DATA SECTION: Begin

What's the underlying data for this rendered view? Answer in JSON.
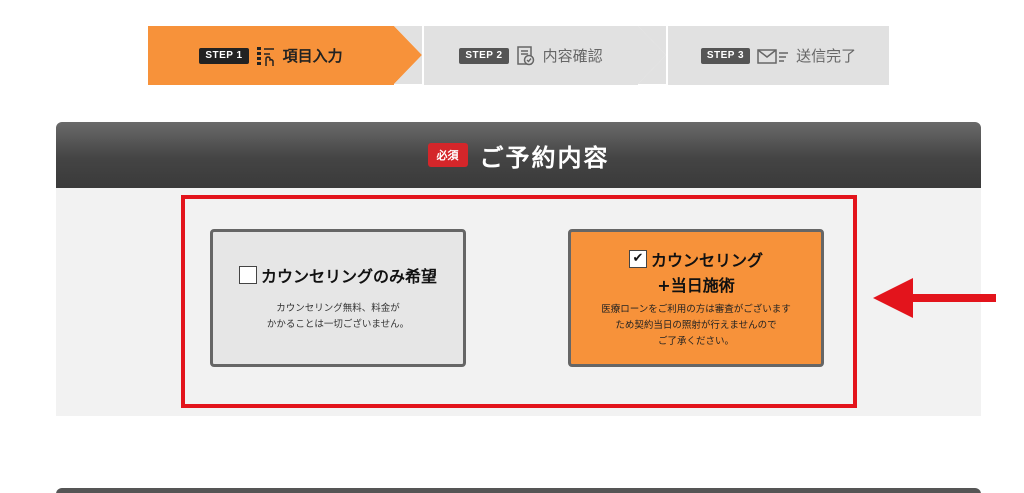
{
  "steps": [
    {
      "badge": "STEP 1",
      "label": "項目入力",
      "icon": "form-input-icon",
      "active": true
    },
    {
      "badge": "STEP 2",
      "label": "内容確認",
      "icon": "document-check-icon",
      "active": false
    },
    {
      "badge": "STEP 3",
      "label": "送信完了",
      "icon": "envelope-send-icon",
      "active": false
    }
  ],
  "section": {
    "required": "必須",
    "title": "ご予約内容"
  },
  "options": [
    {
      "title": "カウンセリングのみ希望",
      "desc_line1": "カウンセリング無料、料金が",
      "desc_line2": "かかることは一切ございません。",
      "checked": false,
      "check_mark": ""
    },
    {
      "title": "カウンセリング",
      "title_line2": "+当日施術",
      "desc_line1": "医療ローンをご利用の方は審査がございます",
      "desc_line2": "ため契約当日の照射が行えませんので",
      "desc_line3": "ご了承ください。",
      "checked": true,
      "check_mark": "✔"
    }
  ],
  "colors": {
    "accent_orange": "#f7923a",
    "step_inactive": "#e1e1e1",
    "required_red": "#d4262a",
    "highlight_red": "#e3141c",
    "header_dark": "#444444"
  }
}
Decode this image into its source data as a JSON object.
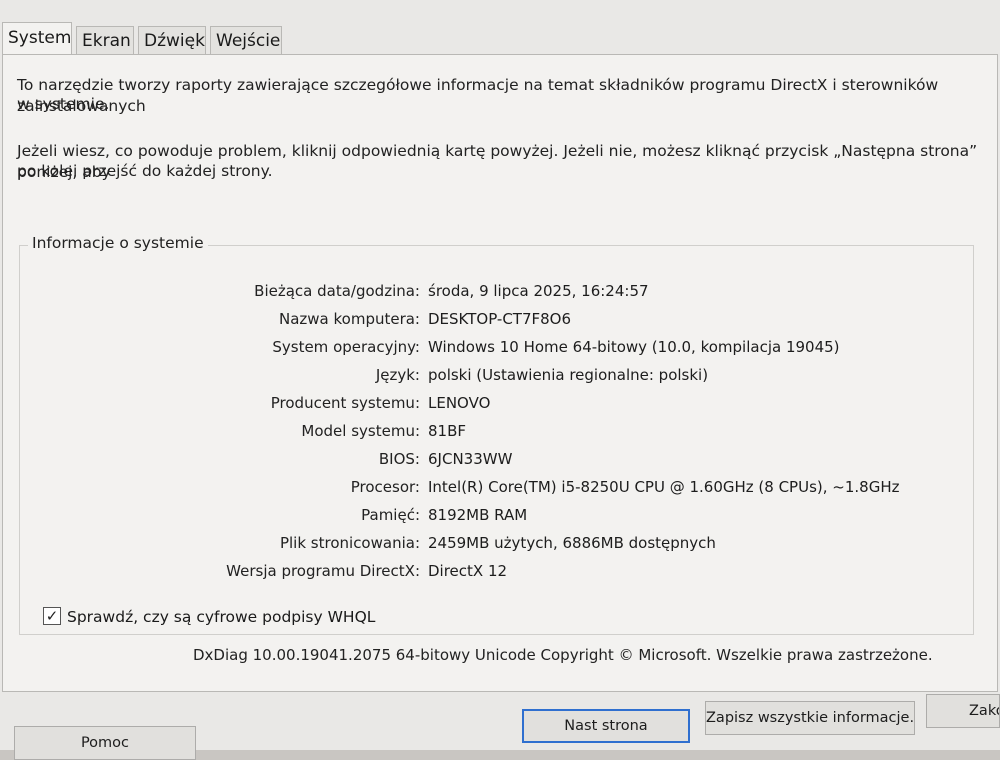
{
  "tabs": [
    {
      "label": "System"
    },
    {
      "label": "Ekran"
    },
    {
      "label": "Dźwięk"
    },
    {
      "label": "Wejście"
    }
  ],
  "intro": {
    "line1": "To narzędzie tworzy raporty zawierające szczegółowe informacje na temat składników programu DirectX i sterowników zainstalowanych",
    "line2": "w systemie.",
    "line3": "Jeżeli wiesz, co powoduje problem, kliknij odpowiednią kartę powyżej. Jeżeli nie, możesz kliknąć przycisk „Następna strona” poniżej, aby",
    "line4": "po kolei przejść do każdej strony."
  },
  "system_info": {
    "title": "Informacje o systemie",
    "rows": [
      {
        "label": "Bieżąca data/godzina:",
        "value": "środa, 9 lipca 2025, 16:24:57"
      },
      {
        "label": "Nazwa komputera:",
        "value": "DESKTOP-CT7F8O6"
      },
      {
        "label": "System operacyjny:",
        "value": "Windows 10 Home 64-bitowy (10.0, kompilacja 19045)"
      },
      {
        "label": "Język:",
        "value": "polski (Ustawienia regionalne: polski)"
      },
      {
        "label": "Producent systemu:",
        "value": "LENOVO"
      },
      {
        "label": "Model systemu:",
        "value": "81BF"
      },
      {
        "label": "BIOS:",
        "value": "6JCN33WW"
      },
      {
        "label": "Procesor:",
        "value": "Intel(R) Core(TM) i5-8250U CPU @ 1.60GHz (8 CPUs), ~1.8GHz"
      },
      {
        "label": "Pamięć:",
        "value": "8192MB RAM"
      },
      {
        "label": "Plik stronicowania:",
        "value": "2459MB użytych, 6886MB dostępnych"
      },
      {
        "label": "Wersja programu DirectX:",
        "value": "DirectX 12"
      }
    ]
  },
  "whql_check": {
    "label": "Sprawdź, czy są cyfrowe podpisy WHQL",
    "checked": true,
    "mark": "✓"
  },
  "footer_note": "DxDiag 10.00.19041.2075 64-bitowy Unicode  Copyright © Microsoft. Wszelkie prawa zastrzeżone.",
  "buttons": {
    "help": "Pomoc",
    "next_page": "Nast strona",
    "save_all": "Zapisz wszystkie informacje...",
    "close": "Zako"
  }
}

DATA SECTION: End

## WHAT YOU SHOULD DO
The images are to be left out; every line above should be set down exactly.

## WORKED SOLUTION
What's the underlying data for this rendered view? Answer in JSON.
{
  "steps": [
    {
      "badge": "STEP 1",
      "label": "項目入力",
      "icon": "form-input-icon",
      "active": true
    },
    {
      "badge": "STEP 2",
      "label": "内容確認",
      "icon": "document-check-icon",
      "active": false
    },
    {
      "badge": "STEP 3",
      "label": "送信完了",
      "icon": "envelope-send-icon",
      "active": false
    }
  ],
  "section": {
    "required": "必須",
    "title": "ご予約内容"
  },
  "options": [
    {
      "title": "カウンセリングのみ希望",
      "desc_line1": "カウンセリング無料、料金が",
      "desc_line2": "かかることは一切ございません。",
      "checked": false,
      "check_mark": ""
    },
    {
      "title": "カウンセリング",
      "title_line2": "+当日施術",
      "desc_line1": "医療ローンをご利用の方は審査がございます",
      "desc_line2": "ため契約当日の照射が行えませんので",
      "desc_line3": "ご了承ください。",
      "checked": true,
      "check_mark": "✔"
    }
  ],
  "colors": {
    "accent_orange": "#f7923a",
    "step_inactive": "#e1e1e1",
    "required_red": "#d4262a",
    "highlight_red": "#e3141c",
    "header_dark": "#444444"
  }
}
Decode this image into its source data as a JSON object.
{
  "tabs": [
    {
      "label": "System"
    },
    {
      "label": "Ekran"
    },
    {
      "label": "Dźwięk"
    },
    {
      "label": "Wejście"
    }
  ],
  "intro": {
    "line1": "To narzędzie tworzy raporty zawierające szczegółowe informacje na temat składników programu DirectX i sterowników zainstalowanych",
    "line2": "w systemie.",
    "line3": "Jeżeli wiesz, co powoduje problem, kliknij odpowiednią kartę powyżej. Jeżeli nie, możesz kliknąć przycisk „Następna strona” poniżej, aby",
    "line4": "po kolei przejść do każdej strony."
  },
  "system_info": {
    "title": "Informacje o systemie",
    "rows": [
      {
        "label": "Bieżąca data/godzina:",
        "value": "środa, 9 lipca 2025, 16:24:57"
      },
      {
        "label": "Nazwa komputera:",
        "value": "DESKTOP-CT7F8O6"
      },
      {
        "label": "System operacyjny:",
        "value": "Windows 10 Home 64-bitowy (10.0, kompilacja 19045)"
      },
      {
        "label": "Język:",
        "value": "polski (Ustawienia regionalne: polski)"
      },
      {
        "label": "Producent systemu:",
        "value": "LENOVO"
      },
      {
        "label": "Model systemu:",
        "value": "81BF"
      },
      {
        "label": "BIOS:",
        "value": "6JCN33WW"
      },
      {
        "label": "Procesor:",
        "value": "Intel(R) Core(TM) i5-8250U CPU @ 1.60GHz (8 CPUs), ~1.8GHz"
      },
      {
        "label": "Pamięć:",
        "value": "8192MB RAM"
      },
      {
        "label": "Plik stronicowania:",
        "value": "2459MB użytych, 6886MB dostępnych"
      },
      {
        "label": "Wersja programu DirectX:",
        "value": "DirectX 12"
      }
    ]
  },
  "whql_check": {
    "label": "Sprawdź, czy są cyfrowe podpisy WHQL",
    "checked": true,
    "mark": "✓"
  },
  "footer_note": "DxDiag 10.00.19041.2075 64-bitowy Unicode  Copyright © Microsoft. Wszelkie prawa zastrzeżone.",
  "buttons": {
    "help": "Pomoc",
    "next_page": "Nast strona",
    "save_all": "Zapisz wszystkie informacje...",
    "close": "Zako"
  }
}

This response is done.